“Today it is Italy that urgently needs supplies of medical equipment to protect healthcare workers, but in a few weeks, it may also be the case elsewhere,” said Brice de le Vingne, head of the MSF COVID-19 task force in Brussels. “Along with increased production, European governments must ensure that supplies can then be shipped easily to the virus hotspots. Meanwhile, threats to close borders risk harming the flow of resources and staff to the most affected areas.”
MSF urges that cooperation should be fostered between states to avoid the stockpiling of supplies. Instead, assistance should be offered across borders to protect healthcare workers who are our collective first line of response against the virus.
“This virus respects no borders and solidarity, too, must be extended beyond them,” de le Vingne said. “COVID-19 continues to spread, and every country will face the same challenge unless the epicentre of the pandemic is tackled with a strong common effort.”
In addition to reinforcing hospitals and individual patient care, it is paramount to boost the standard public health measures that have proved effective in bringing other infectious disease outbreaks under control. This includes proactive case finding and contact tracing, testing, isolation of patients, isolation of high-risk contacts, mobilization of the general public to prevent onward transmission, and a strict triage of mild and severe patients in hospitals.

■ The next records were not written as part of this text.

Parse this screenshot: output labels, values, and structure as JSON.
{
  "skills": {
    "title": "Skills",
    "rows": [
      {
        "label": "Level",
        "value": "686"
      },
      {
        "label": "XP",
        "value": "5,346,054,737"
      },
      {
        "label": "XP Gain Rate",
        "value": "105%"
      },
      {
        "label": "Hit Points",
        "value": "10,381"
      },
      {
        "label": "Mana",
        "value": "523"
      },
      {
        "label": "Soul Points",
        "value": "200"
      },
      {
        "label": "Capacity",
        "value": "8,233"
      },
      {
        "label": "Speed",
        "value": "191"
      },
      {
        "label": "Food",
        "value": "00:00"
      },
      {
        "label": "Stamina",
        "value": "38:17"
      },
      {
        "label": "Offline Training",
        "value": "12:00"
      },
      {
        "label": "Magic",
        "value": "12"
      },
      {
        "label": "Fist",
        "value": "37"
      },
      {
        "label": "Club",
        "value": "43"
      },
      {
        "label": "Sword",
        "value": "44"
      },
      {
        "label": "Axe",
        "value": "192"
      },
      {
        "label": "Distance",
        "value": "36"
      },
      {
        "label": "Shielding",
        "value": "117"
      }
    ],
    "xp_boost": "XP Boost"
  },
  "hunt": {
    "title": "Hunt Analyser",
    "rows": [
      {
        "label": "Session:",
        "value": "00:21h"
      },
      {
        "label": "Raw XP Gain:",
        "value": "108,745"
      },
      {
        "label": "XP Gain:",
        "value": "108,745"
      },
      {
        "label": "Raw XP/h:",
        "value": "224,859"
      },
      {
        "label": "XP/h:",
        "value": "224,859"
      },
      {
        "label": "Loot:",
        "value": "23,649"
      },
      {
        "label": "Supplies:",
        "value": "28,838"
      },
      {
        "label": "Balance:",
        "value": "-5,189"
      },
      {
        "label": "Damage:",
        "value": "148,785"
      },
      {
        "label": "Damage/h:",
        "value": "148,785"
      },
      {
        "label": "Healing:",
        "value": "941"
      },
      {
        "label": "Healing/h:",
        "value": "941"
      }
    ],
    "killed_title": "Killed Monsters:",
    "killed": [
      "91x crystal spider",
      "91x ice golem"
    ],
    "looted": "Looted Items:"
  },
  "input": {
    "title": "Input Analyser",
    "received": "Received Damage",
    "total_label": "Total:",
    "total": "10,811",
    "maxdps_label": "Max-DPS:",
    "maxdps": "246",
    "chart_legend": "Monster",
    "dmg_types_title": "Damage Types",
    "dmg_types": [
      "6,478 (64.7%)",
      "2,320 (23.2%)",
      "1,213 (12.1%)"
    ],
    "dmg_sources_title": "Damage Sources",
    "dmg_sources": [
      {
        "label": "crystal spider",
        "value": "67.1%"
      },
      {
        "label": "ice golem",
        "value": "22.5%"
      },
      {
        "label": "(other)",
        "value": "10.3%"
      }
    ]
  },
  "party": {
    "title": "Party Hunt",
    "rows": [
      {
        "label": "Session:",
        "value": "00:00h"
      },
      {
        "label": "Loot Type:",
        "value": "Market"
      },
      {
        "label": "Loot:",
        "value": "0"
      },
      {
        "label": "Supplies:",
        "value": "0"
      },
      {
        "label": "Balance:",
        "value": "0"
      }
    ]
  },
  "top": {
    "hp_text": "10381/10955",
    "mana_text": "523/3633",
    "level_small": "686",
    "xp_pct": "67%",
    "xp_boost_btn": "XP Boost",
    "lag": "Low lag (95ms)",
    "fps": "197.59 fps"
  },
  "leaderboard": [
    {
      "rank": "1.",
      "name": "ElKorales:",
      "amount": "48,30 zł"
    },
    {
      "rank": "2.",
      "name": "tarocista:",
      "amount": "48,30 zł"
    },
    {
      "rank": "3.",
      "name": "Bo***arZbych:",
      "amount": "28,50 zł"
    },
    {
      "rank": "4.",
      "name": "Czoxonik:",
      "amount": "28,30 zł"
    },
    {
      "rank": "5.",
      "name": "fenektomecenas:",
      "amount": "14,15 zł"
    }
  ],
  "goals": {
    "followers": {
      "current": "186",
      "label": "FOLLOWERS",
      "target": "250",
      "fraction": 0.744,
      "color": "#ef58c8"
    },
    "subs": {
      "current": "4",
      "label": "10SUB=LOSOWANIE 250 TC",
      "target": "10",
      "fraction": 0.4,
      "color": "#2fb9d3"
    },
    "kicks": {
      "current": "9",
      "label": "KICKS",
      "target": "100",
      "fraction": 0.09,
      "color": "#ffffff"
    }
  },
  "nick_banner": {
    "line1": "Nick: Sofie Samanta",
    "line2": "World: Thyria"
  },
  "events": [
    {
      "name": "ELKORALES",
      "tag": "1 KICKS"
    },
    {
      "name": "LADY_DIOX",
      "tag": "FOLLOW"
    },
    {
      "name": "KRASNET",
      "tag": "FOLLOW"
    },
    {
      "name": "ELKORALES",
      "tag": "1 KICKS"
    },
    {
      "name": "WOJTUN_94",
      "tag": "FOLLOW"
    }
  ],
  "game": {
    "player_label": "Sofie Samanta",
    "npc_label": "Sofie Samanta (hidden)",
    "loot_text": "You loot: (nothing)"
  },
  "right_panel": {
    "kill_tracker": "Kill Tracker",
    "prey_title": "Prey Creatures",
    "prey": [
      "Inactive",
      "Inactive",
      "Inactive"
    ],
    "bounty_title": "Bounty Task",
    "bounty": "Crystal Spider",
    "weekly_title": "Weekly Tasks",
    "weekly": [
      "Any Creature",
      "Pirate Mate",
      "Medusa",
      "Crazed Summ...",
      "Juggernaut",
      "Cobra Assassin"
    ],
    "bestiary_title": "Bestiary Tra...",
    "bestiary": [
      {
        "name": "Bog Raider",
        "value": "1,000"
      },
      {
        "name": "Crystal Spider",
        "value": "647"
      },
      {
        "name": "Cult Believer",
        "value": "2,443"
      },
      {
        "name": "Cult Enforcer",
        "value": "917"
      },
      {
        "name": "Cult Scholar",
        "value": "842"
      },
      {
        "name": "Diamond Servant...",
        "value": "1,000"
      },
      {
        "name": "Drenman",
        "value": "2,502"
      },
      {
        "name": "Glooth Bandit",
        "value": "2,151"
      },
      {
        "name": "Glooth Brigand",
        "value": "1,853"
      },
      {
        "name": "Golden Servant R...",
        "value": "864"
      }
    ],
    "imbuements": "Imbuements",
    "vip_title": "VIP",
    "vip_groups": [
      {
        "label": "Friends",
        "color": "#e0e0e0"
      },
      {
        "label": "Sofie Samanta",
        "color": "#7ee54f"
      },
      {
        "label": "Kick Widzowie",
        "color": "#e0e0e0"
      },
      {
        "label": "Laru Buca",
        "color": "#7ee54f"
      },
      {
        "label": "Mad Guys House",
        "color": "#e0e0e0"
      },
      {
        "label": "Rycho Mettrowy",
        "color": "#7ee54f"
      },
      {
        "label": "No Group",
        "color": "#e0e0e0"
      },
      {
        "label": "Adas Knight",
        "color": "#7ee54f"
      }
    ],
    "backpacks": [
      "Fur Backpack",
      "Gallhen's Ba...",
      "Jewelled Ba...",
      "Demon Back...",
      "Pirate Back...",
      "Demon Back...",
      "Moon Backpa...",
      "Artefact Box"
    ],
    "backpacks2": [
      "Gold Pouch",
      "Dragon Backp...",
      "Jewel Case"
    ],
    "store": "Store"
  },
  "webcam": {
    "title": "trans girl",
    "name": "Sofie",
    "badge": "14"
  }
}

As individuals, members of the public should strictly follow the key hygiene measures and social distancing to help flatten the curve of the epidemic, avoid overwhelming hospitals, and preserve access to healthcare for those most in need.
All of this is critical to get the epidemic under control and minimize the number of deaths, both of COVID-19 patients but also all other injured and sick patients requiring healthcare.
More information on MSF’s response to COVID-19 can be found here: https://www.doctorswithoutborders.org/what-we-do/news-stories/news/covid-19-outbreak-crisis-update-march-13